[[ SOURCE MATERIAL open ]]
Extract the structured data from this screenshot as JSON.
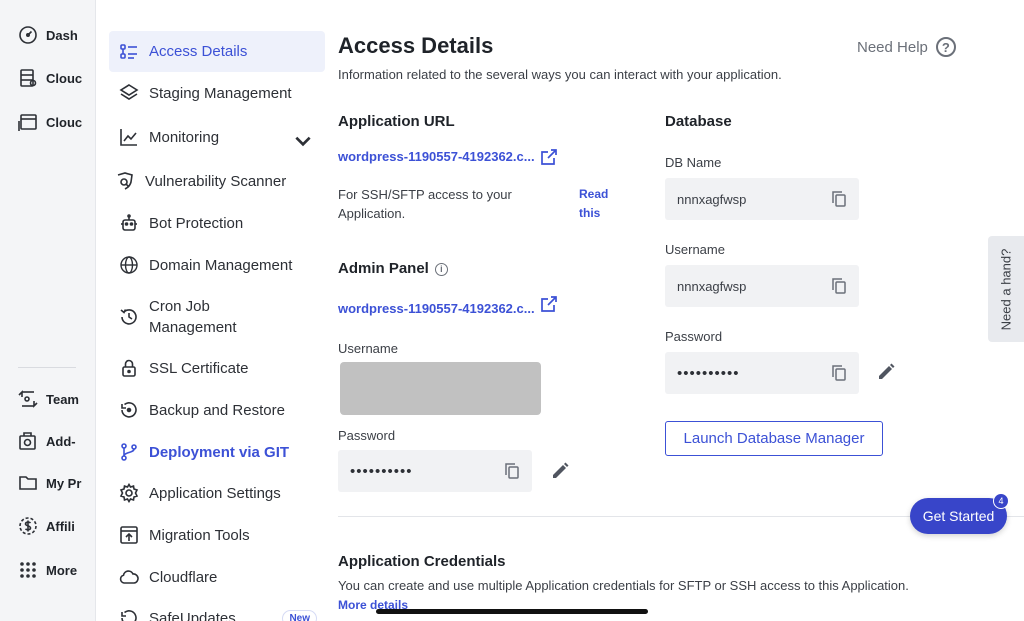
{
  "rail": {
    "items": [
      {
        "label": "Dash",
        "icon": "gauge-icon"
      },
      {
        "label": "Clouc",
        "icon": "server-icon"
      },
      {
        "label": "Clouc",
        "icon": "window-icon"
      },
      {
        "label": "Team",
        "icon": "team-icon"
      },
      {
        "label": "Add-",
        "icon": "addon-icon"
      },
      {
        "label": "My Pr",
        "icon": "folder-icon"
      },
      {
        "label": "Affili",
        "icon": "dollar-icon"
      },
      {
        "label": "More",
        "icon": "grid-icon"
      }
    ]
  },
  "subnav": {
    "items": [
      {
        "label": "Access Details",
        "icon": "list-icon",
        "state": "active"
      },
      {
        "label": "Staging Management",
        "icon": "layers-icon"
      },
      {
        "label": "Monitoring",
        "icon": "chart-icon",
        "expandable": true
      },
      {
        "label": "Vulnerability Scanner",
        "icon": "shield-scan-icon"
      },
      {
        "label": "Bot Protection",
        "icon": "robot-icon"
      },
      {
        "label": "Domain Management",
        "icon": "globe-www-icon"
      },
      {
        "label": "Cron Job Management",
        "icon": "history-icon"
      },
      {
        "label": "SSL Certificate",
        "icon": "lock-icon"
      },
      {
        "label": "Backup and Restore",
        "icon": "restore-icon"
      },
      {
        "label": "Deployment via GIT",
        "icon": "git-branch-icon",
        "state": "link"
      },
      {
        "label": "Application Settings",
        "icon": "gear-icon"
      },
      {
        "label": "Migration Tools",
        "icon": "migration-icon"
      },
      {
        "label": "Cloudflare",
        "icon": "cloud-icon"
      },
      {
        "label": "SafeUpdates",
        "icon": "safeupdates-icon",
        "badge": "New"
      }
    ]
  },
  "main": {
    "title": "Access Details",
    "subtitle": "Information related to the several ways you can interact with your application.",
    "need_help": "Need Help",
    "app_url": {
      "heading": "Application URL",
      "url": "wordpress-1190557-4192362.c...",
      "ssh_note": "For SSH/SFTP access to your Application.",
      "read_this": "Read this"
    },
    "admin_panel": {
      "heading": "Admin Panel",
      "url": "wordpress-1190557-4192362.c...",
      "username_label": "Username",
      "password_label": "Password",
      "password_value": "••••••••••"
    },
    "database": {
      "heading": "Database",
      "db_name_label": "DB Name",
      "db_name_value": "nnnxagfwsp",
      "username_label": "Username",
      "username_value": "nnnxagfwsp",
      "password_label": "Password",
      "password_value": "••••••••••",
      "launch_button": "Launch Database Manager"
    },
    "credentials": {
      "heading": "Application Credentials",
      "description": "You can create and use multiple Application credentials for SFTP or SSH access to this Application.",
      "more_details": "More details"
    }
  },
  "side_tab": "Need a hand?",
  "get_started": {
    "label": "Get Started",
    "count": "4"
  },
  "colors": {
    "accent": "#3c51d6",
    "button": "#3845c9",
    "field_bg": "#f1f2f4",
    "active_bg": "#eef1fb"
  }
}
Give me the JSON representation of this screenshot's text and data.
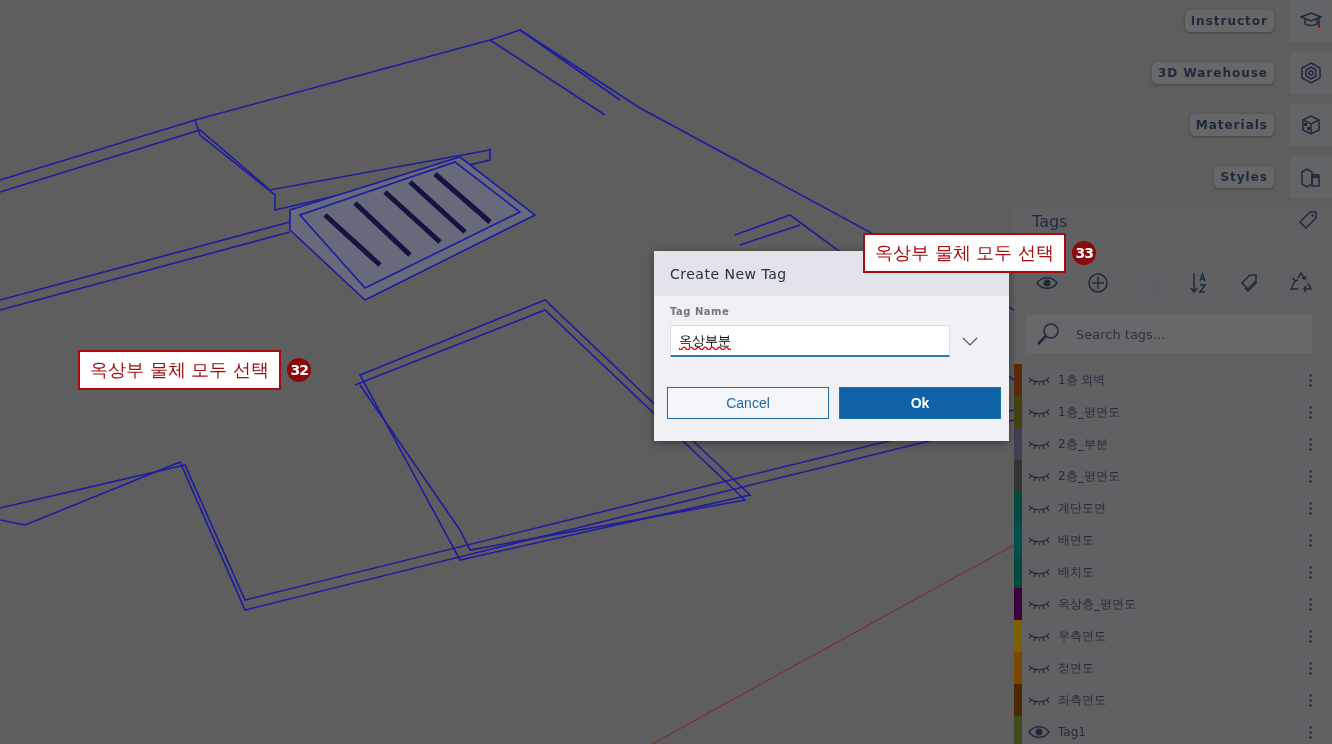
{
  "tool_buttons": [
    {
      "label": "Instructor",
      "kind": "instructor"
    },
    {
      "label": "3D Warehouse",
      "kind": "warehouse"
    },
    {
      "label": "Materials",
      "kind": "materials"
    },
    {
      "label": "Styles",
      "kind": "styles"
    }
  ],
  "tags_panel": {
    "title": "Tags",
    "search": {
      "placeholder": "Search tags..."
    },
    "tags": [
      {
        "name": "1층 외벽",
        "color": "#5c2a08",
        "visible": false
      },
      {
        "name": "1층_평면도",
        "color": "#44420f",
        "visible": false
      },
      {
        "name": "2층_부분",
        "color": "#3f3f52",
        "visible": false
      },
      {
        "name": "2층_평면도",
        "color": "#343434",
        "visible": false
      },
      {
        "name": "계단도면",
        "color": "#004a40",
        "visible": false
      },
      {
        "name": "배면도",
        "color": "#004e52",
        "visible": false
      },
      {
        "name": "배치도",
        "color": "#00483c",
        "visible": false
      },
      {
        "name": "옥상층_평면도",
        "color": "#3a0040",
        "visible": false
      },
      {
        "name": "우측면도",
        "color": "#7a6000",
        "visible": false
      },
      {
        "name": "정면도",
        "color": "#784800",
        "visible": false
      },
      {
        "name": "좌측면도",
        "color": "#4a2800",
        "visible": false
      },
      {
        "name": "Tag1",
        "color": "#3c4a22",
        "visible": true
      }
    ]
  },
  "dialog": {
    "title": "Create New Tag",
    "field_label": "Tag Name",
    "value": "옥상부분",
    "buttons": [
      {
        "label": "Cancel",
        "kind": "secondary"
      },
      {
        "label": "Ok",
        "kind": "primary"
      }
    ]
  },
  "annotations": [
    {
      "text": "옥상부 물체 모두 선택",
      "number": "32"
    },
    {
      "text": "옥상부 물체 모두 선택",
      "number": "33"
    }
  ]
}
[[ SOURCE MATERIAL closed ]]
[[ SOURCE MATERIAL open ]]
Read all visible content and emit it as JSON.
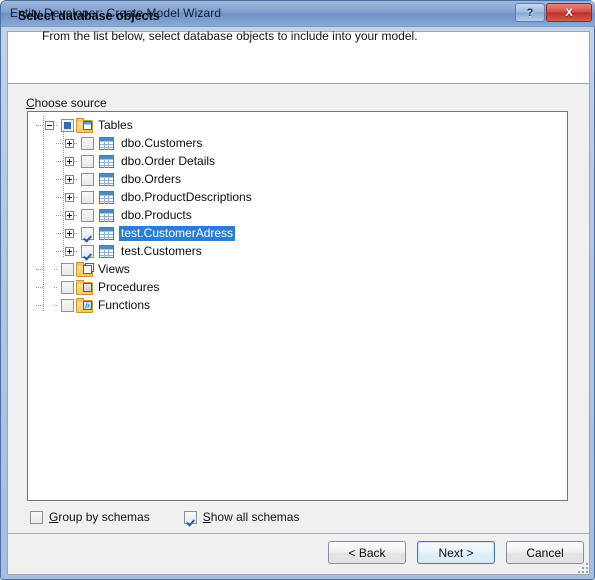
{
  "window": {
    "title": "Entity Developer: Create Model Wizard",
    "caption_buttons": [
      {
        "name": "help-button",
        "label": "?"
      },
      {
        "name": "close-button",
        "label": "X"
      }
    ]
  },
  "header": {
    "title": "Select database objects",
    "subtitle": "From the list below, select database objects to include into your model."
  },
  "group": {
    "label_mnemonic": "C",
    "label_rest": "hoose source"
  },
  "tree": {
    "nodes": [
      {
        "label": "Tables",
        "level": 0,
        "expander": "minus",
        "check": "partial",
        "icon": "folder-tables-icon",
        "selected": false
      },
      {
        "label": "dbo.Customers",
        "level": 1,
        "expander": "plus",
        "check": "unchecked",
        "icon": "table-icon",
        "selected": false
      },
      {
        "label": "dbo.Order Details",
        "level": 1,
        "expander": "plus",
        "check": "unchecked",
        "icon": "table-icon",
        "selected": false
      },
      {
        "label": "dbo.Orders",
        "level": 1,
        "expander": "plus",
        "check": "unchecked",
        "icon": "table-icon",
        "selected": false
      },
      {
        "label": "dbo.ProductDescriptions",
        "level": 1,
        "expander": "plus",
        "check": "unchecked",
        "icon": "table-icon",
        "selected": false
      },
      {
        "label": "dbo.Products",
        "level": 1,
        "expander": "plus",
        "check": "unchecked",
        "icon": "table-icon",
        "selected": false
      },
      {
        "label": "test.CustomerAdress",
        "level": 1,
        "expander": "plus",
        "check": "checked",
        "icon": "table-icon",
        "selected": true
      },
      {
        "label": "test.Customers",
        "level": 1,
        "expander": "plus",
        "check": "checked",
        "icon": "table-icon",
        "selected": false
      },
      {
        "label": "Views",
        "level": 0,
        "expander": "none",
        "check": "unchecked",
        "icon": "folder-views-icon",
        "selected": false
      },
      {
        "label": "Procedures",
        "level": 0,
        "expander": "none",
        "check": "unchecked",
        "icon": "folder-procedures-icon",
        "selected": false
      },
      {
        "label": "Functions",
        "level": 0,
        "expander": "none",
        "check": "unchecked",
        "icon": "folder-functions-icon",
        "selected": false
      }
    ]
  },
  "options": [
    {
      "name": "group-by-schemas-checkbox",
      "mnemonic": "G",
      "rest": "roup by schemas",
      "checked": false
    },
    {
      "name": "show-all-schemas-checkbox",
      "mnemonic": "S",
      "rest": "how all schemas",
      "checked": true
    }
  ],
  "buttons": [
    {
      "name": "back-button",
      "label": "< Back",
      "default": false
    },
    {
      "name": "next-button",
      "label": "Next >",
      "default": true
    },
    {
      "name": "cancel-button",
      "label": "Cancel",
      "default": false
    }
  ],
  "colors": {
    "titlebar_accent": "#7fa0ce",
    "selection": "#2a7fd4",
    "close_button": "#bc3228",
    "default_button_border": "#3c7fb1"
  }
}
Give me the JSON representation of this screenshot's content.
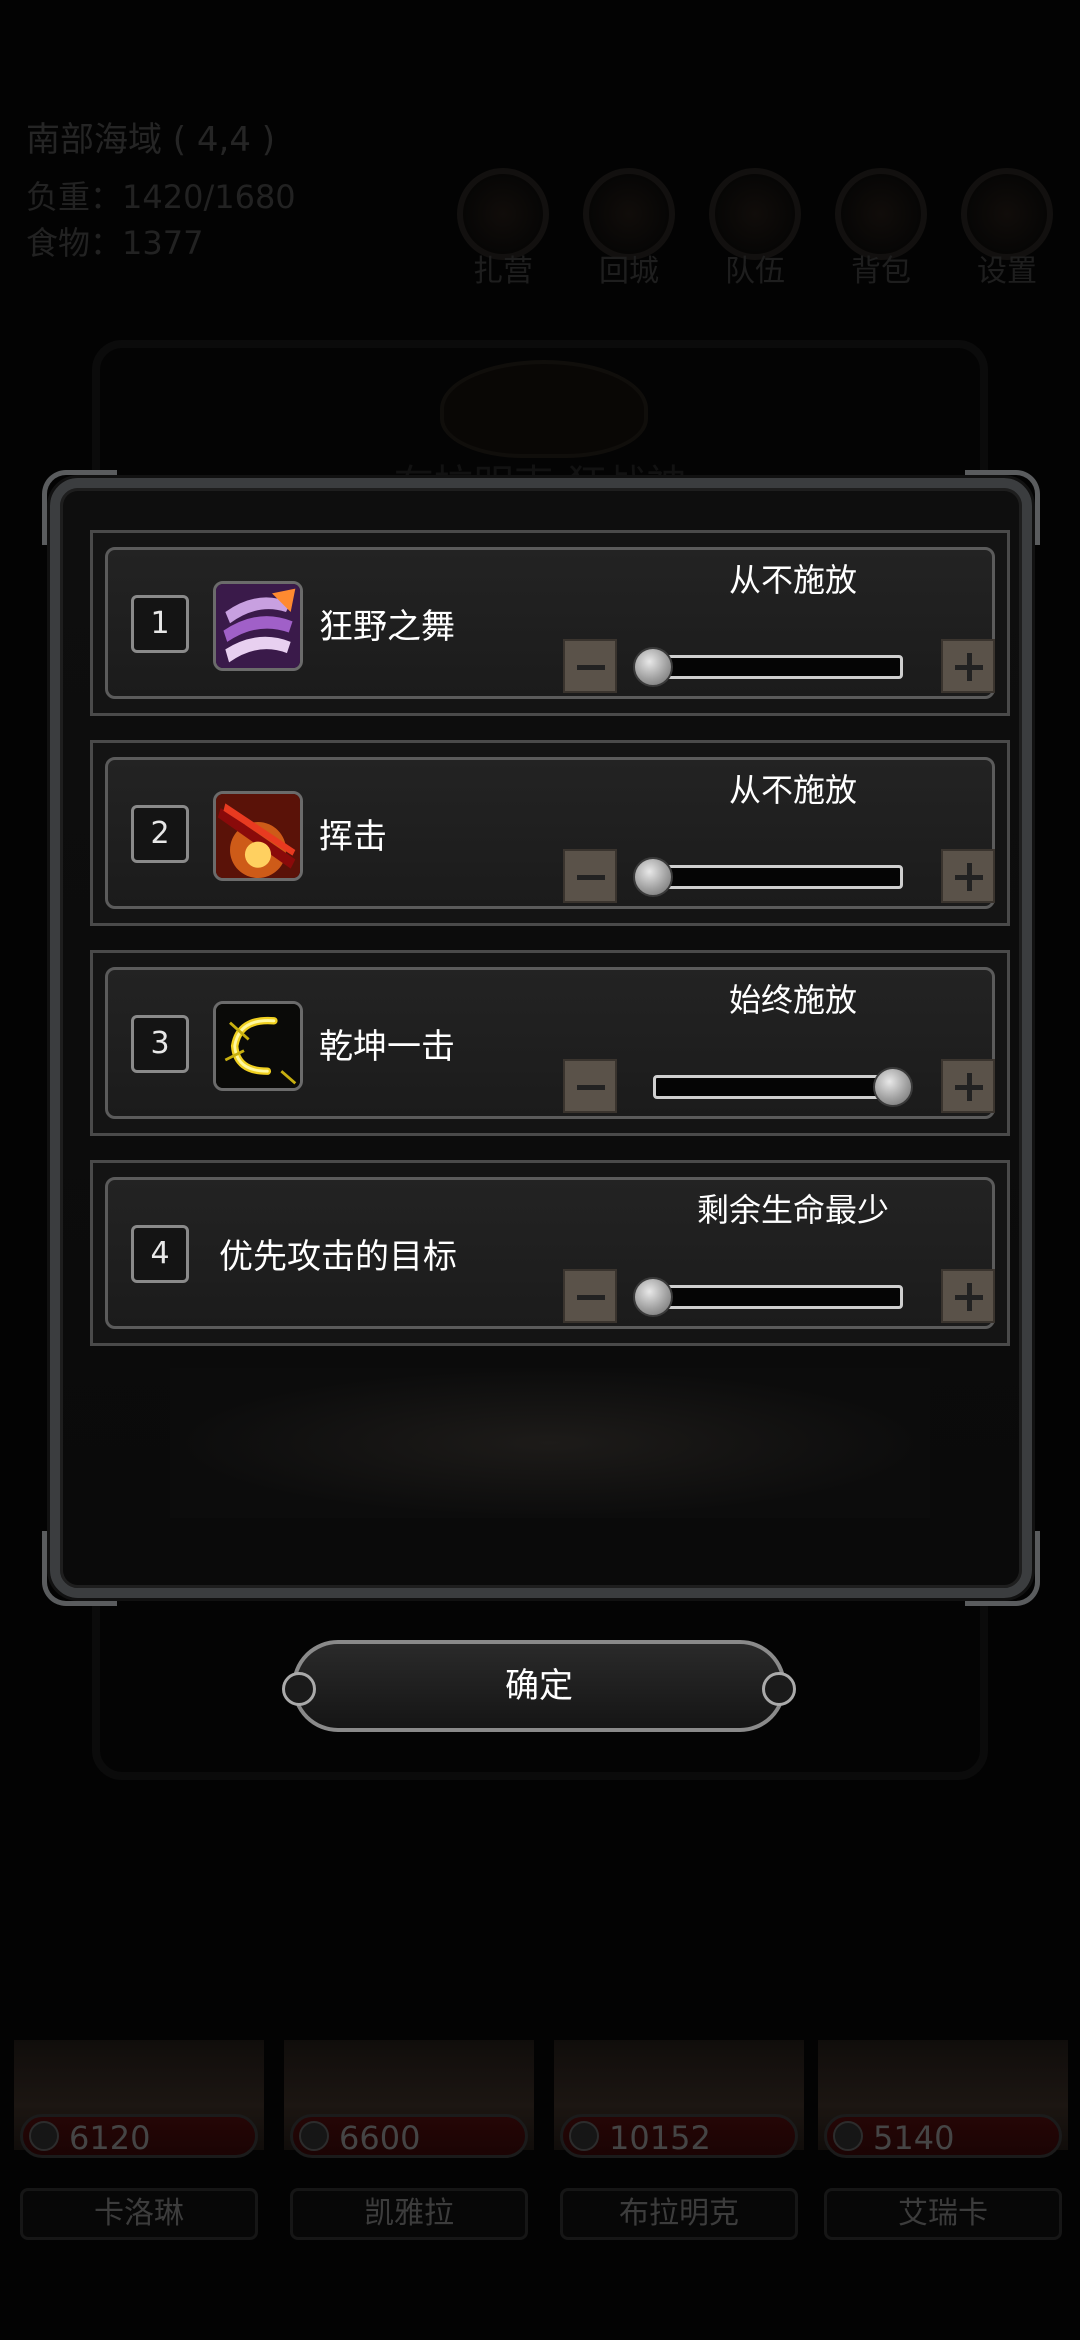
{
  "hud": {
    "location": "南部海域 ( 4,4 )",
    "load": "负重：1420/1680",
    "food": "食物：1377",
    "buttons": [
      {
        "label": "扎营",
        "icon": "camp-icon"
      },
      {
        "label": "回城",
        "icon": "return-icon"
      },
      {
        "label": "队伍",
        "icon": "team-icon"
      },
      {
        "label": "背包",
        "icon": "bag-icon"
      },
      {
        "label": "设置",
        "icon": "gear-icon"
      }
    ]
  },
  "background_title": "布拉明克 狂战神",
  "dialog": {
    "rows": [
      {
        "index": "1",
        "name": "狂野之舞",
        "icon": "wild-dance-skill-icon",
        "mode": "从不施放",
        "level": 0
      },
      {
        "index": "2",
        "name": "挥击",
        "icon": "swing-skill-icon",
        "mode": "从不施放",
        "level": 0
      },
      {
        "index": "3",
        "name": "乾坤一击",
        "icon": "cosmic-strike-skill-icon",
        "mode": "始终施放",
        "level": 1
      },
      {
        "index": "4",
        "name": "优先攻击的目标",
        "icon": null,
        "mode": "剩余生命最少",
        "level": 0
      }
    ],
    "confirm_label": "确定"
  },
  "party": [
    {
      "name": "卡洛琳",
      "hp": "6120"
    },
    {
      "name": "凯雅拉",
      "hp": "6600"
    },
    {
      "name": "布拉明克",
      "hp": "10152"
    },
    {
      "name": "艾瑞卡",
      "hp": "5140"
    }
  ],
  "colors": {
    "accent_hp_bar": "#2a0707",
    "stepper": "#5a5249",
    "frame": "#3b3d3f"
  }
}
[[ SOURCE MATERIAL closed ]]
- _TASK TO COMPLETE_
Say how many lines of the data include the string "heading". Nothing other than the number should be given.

- _ANSWER TO THIS TASK_
4